This is an artist’s interpretation of the original handwritten pages that Antoine de Saint-Exupéry created when he wrote the book, The Little Prince. Says film director, Mark Osborne who was approached to adapt the classic 1943 children’s story into a computer-animated film: “No. I said you can’t make a big movie out of this little book. It’ll break.” Instead he came up the idea of another movie in which The Little Prince would be at the centre of the story. That move, titled The Magic Suitcase, is about a young girl who grows up in a dystopian future where obeying rules deprive people of spontaneity and imagination. Then she meets an old, eccentric aviator who tells her the story of The Little Prince. And the girl imagines Prince’s story in stop-motion animation. Reminiscing the project, Osborne says, “The first time I pitched it (The Little Prince), it was to an Italian film financier. She was an executive for an Italian film company that we were talking to. I pulled the book out, I handed it to her and she started bawling. She was apologizing to me and reaching for tissues in her purse and it was like proof positive.”
French poet and writer Antonine de Saint Expuery was also a real-life pilot.

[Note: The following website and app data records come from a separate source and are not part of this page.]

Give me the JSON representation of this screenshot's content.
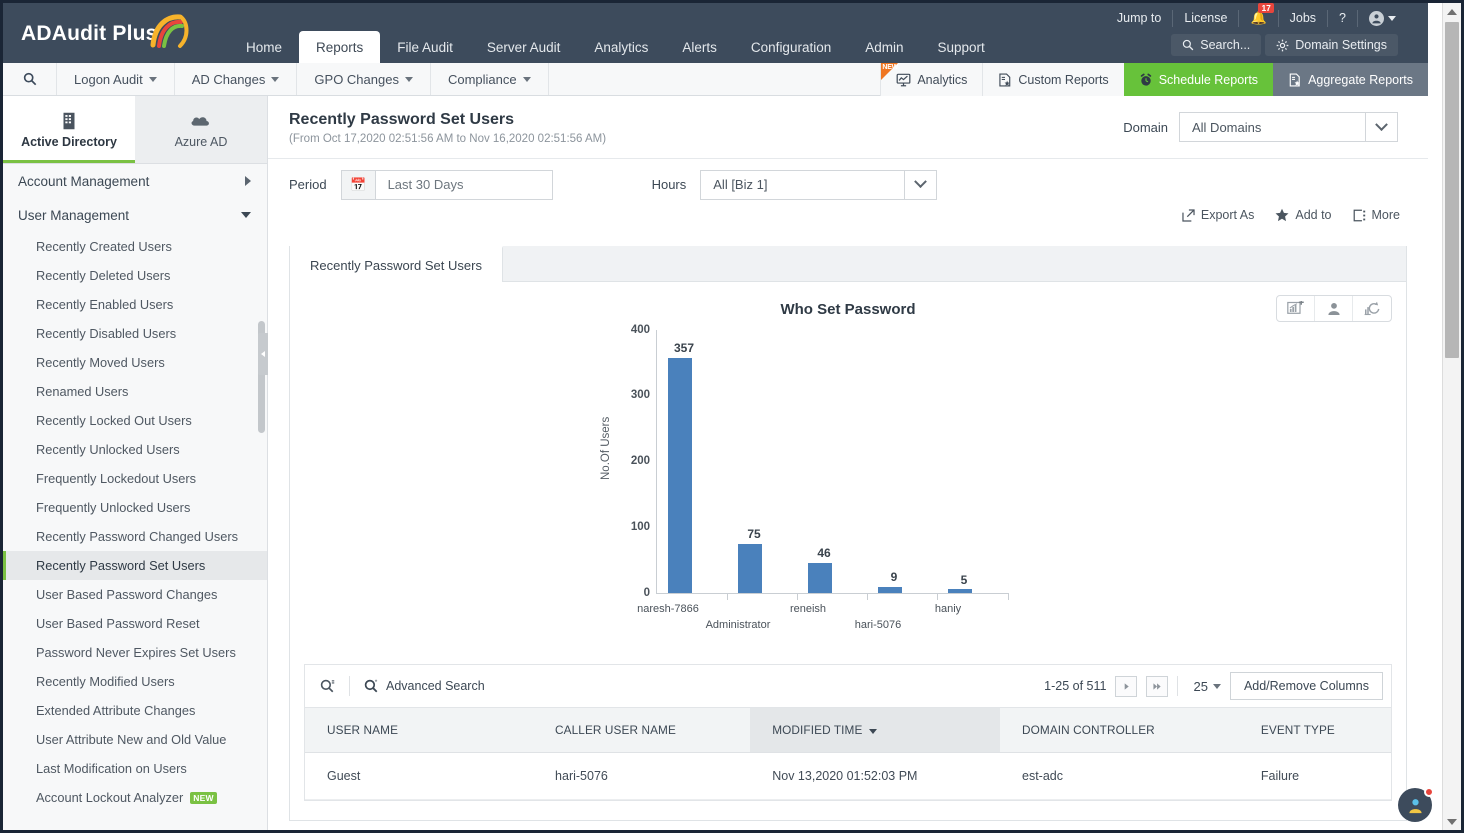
{
  "app": {
    "name": "ADAudit Plus",
    "logo_icon": "swirl-logo-icon"
  },
  "header": {
    "nav": [
      {
        "label": "Home",
        "active": false
      },
      {
        "label": "Reports",
        "active": true
      },
      {
        "label": "File Audit",
        "active": false
      },
      {
        "label": "Server Audit",
        "active": false
      },
      {
        "label": "Analytics",
        "active": false
      },
      {
        "label": "Alerts",
        "active": false
      },
      {
        "label": "Configuration",
        "active": false
      },
      {
        "label": "Admin",
        "active": false
      },
      {
        "label": "Support",
        "active": false
      }
    ],
    "utilities": [
      {
        "label": "Jump to",
        "icon": ""
      },
      {
        "label": "License",
        "icon": ""
      },
      {
        "label": "",
        "icon": "bell-icon",
        "badge": "17"
      },
      {
        "label": "Jobs",
        "icon": ""
      },
      {
        "label": "?",
        "icon": "help-icon"
      },
      {
        "label": "",
        "icon": "user-account-icon"
      }
    ],
    "search_label": "Search...",
    "search_icon": "search-icon",
    "domain_settings_label": "Domain Settings",
    "domain_settings_icon": "gear-icon"
  },
  "subnav": {
    "search_icon": "report-search-icon",
    "menus": [
      {
        "label": "Logon Audit"
      },
      {
        "label": "AD Changes"
      },
      {
        "label": "GPO Changes"
      },
      {
        "label": "Compliance"
      }
    ],
    "right": [
      {
        "label": "Analytics",
        "icon": "analytics-icon",
        "badge": "NEW",
        "style": "plain"
      },
      {
        "label": "Custom Reports",
        "icon": "custom-reports-icon",
        "style": "plain"
      },
      {
        "label": "Schedule Reports",
        "icon": "alarm-clock-icon",
        "style": "green"
      },
      {
        "label": "Aggregate Reports",
        "icon": "aggregate-reports-icon",
        "style": "grey"
      }
    ]
  },
  "sidebar": {
    "directory_tabs": [
      {
        "label": "Active Directory",
        "icon": "building-icon",
        "active": true
      },
      {
        "label": "Azure AD",
        "icon": "cloud-icon",
        "active": false
      }
    ],
    "groups": [
      {
        "label": "Account Management",
        "expanded": false
      },
      {
        "label": "User Management",
        "expanded": true
      }
    ],
    "items": [
      {
        "label": "Recently Created Users",
        "active": false
      },
      {
        "label": "Recently Deleted Users",
        "active": false
      },
      {
        "label": "Recently Enabled Users",
        "active": false
      },
      {
        "label": "Recently Disabled Users",
        "active": false
      },
      {
        "label": "Recently Moved Users",
        "active": false
      },
      {
        "label": "Renamed Users",
        "active": false
      },
      {
        "label": "Recently Locked Out Users",
        "active": false
      },
      {
        "label": "Recently Unlocked Users",
        "active": false
      },
      {
        "label": "Frequently Lockedout Users",
        "active": false
      },
      {
        "label": "Frequently Unlocked Users",
        "active": false
      },
      {
        "label": "Recently Password Changed Users",
        "active": false
      },
      {
        "label": "Recently Password Set Users",
        "active": true
      },
      {
        "label": "User Based Password Changes",
        "active": false
      },
      {
        "label": "User Based Password Reset",
        "active": false
      },
      {
        "label": "Password Never Expires Set Users",
        "active": false
      },
      {
        "label": "Recently Modified Users",
        "active": false
      },
      {
        "label": "Extended Attribute Changes",
        "active": false
      },
      {
        "label": "User Attribute New and Old Value",
        "active": false
      },
      {
        "label": "Last Modification on Users",
        "active": false
      },
      {
        "label": "Account Lockout Analyzer",
        "active": false,
        "tag": "NEW"
      }
    ]
  },
  "report": {
    "title": "Recently Password Set Users",
    "date_range": "(From Oct 17,2020 02:51:56 AM to Nov 16,2020 02:51:56 AM)",
    "domain_label": "Domain",
    "domain_value": "All Domains",
    "period_label": "Period",
    "period_value": "Last 30 Days",
    "period_icon": "calendar-icon",
    "hours_label": "Hours",
    "hours_value": "All [Biz 1]",
    "actions": [
      {
        "label": "Export As",
        "icon": "export-icon"
      },
      {
        "label": "Add to",
        "icon": "star-icon"
      },
      {
        "label": "More",
        "icon": "more-icon"
      }
    ],
    "tab_label": "Recently Password Set Users",
    "chart_tools": [
      {
        "icon": "add-chart-icon"
      },
      {
        "icon": "user-silhouette-icon"
      },
      {
        "icon": "refresh-chart-icon"
      }
    ]
  },
  "chart_data": {
    "type": "bar",
    "title": "Who Set Password",
    "xlabel": "",
    "ylabel": "No.Of Users",
    "categories": [
      "naresh-7866",
      "Administrator",
      "reneish",
      "hari-5076",
      "haniy"
    ],
    "values": [
      357,
      75,
      46,
      9,
      5
    ],
    "ylim": [
      0,
      400
    ],
    "yticks": [
      0,
      100,
      200,
      300,
      400
    ],
    "grid": false,
    "legend": "none",
    "series_color": "#4a81bc"
  },
  "table": {
    "search_icon": "search-icon",
    "advanced_search_label": "Advanced Search",
    "advanced_search_icon": "advanced-search-icon",
    "pagination_text": "1-25 of 511",
    "next_icon": "next-page-icon",
    "last_icon": "last-page-icon",
    "page_size": "25",
    "add_remove_columns_label": "Add/Remove Columns",
    "columns": [
      {
        "label": "USER NAME",
        "sorted": false
      },
      {
        "label": "CALLER USER NAME",
        "sorted": false
      },
      {
        "label": "MODIFIED TIME",
        "sorted": true
      },
      {
        "label": "DOMAIN CONTROLLER",
        "sorted": false
      },
      {
        "label": "EVENT TYPE",
        "sorted": false
      }
    ],
    "rows": [
      {
        "user_name": "Guest",
        "caller_user_name": "hari-5076",
        "modified_time": "Nov 13,2020 01:52:03 PM",
        "domain_controller": "est-adc",
        "event_type": "Failure"
      }
    ]
  },
  "chat": {
    "icon": "support-chat-avatar-icon",
    "has_notification": true
  },
  "colors": {
    "header_bg": "#3d4b5c",
    "accent_green": "#7ac143",
    "bar_blue": "#4a81bc",
    "alert_red": "#e8453c",
    "new_orange": "#ef7622"
  }
}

He wrote the book while staying at a hotel in New York, drawing on his own experience as a pilot. Many people are charmed by the book’s drawings as well as the simplicity of the language. The Little Prince remains one of the most translated books ever, a modern classic that is both a fairy tale and a philosopher’s tale.

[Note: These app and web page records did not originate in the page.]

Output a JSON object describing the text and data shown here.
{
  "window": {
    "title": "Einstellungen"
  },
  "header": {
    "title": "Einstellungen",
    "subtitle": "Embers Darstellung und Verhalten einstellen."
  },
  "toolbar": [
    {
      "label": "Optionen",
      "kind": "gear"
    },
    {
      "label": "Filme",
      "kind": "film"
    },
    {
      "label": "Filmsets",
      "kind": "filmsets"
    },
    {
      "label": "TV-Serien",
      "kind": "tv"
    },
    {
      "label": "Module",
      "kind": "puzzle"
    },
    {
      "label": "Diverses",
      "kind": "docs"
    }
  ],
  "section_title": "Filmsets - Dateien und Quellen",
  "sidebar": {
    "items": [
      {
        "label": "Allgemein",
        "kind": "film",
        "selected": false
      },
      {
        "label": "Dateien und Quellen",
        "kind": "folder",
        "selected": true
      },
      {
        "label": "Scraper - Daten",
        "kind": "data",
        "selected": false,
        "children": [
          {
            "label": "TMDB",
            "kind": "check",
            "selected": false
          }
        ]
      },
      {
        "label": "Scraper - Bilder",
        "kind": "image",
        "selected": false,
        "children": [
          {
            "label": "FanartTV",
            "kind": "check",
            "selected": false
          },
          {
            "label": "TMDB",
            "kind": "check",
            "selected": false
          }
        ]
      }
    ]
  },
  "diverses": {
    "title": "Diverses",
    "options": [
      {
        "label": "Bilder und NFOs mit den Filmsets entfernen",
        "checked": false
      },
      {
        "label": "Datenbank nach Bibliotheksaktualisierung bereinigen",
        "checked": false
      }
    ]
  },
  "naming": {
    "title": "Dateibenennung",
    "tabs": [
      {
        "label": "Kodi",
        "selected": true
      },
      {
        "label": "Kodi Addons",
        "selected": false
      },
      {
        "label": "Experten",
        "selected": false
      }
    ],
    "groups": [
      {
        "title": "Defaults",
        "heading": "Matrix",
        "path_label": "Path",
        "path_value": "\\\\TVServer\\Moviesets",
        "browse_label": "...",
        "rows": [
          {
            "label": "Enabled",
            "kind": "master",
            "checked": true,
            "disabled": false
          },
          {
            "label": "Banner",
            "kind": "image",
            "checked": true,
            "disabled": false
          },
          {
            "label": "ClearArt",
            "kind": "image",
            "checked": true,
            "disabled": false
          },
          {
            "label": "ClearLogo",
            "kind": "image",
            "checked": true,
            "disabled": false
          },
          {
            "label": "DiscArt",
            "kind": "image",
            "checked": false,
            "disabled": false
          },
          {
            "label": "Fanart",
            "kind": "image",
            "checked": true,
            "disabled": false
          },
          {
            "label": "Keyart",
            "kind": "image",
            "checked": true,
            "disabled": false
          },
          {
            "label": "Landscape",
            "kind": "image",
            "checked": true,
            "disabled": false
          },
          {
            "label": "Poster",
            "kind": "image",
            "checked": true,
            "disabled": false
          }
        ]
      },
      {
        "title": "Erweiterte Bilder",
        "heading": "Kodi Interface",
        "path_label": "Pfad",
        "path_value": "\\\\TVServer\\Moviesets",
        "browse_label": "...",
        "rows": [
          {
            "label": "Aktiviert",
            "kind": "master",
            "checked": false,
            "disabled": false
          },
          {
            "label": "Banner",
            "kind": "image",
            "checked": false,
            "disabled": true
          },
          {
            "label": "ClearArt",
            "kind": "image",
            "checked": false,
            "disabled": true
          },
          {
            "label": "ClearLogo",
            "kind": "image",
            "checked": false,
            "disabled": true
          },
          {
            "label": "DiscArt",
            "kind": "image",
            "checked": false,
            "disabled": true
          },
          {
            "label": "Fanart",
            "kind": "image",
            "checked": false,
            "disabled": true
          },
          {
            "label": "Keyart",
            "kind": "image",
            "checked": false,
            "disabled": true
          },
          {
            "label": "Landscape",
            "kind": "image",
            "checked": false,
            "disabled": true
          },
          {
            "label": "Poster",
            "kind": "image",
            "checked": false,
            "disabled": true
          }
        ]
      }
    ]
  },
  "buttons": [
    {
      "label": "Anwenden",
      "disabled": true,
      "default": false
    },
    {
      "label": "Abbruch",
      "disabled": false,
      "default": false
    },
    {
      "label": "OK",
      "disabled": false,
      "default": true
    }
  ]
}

The book’s central message is that the simplest things in life are the most important. Saint-Exupéry wanted to share his thoughts about the folly of mankind and the simple wisdom that adults forget when they grow up.

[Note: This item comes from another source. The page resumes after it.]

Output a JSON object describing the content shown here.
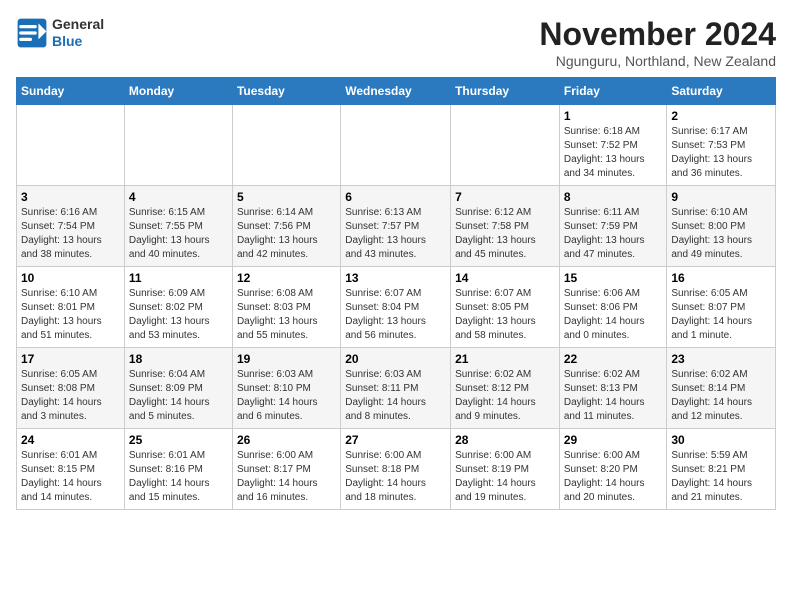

“All grown-ups were once children…but only few of them remember it.”
In every chapter of the book, Prince meets a different hero who can be seen as absurd from the adult world. In the opening chapter, the narrator recounts a story he read when he was six. It is about a boa constrictor which swallowed an elephant. As a child, the narrator explains, he tried to picture the terrifying scene (below) but adults saw that there was nothing to be scared of; it was just a hat.
Exasperated, the child then drew an “x-ray” picture of the snake’s swollen belly, “so the grown-ups could understand. They always need explanations.”
With this little parable, Saint-Exupéry depicts grown-ups as dull, unimaginative and like Isaiah Berlin’s metaphor of the hedgehog, stubbornly sure that their worldview is the only possible one. He depicts children on the other hand as open and sensitive to the mysteries and beauty of the world.
As the story continue, the narrator, now an adult, has grown up to be a pilot. Then one day, he crashed in a desert with no sign of civilization. Yet, the pilot remained irrepressibly optimistic and see something good even in the desert.
“The desert is beautiful.”
While struggling to fix his plane, the pilot meets the Little Prince, a young boy with golden hair out of nowhere. Over the next eight days, Prince tells vivid stories of his home, a faraway asteroid, his adventures on other planets, and how he fell to Earth.
The stories Prince tell are richly symbolic and hold many lessons. Perhaps the most important lesson is the wisdom of knowing how to deal with the ephemeral versus the eternal. Prince loves a flower on his home planet, but he has to leaveit behind when he explores the universe. He learns from a geographer that his flower is ephemeral but also learns from his friend, the fox, that once you have “tamed” something and made it yours, it is eternal. So Prince befriends the rose and it now lives forever in his heart.
Prince also tells the story of a man on a tiny planet who forgot to look after his bushes. As a result, bad seeds grew into powerful baobabs that could not be cut down. Soon trees were dying on his planet and destroyed it. After listening to this gripping tale, the narrator responds, “Children, watch out for the baobabs!”, an indictment of the indifference that grown-ups display towards things that truly matter.
Some people read The Little Prince as an oblique reference to the teachings of the Bible. In particular, the wisdom of children that the book focuses resonates with Matthew 18:3 in the New Testament: “Unless you change and become like little children, you will never enter the kingdom of heaven.”
Prince tells the pilot, “The important thing is what can’t be seen …” This could be interpreted as the wisdom of imagination of which children have in abundance. But it also recalls Jesus’ words to his doubting disciple, Thomas: “Because you have seen me, you have believed. Blessed are those who have not seen and yet have believed” (John 20:29).
Prince is afraid to grow up, but he finally realizes that growing up is a good thing, as long as you keep the magic of a child. The last image of the book shows a desert landscape with only one star, with the narrator prodding the reader to find a child if he or she ever sees such a landscape.
I have read The Little Prince more than once and I will re-read it again, for the elegance of its writing, for its enchanting fairy tale imagery, for its abiding optimism, and perhaps most important of all, to “find my way” in a world where grown-ups have lost their innocence and imagination.
“All men have stars, but they are not the same things for different people.”
In 1944, Saint-Exupéry disappeared while on a wartime reconnaissance flight over Europe. The wreckage of his plane was discovered at sea almost exactly 60 years later, but what happened to him remains a mystery.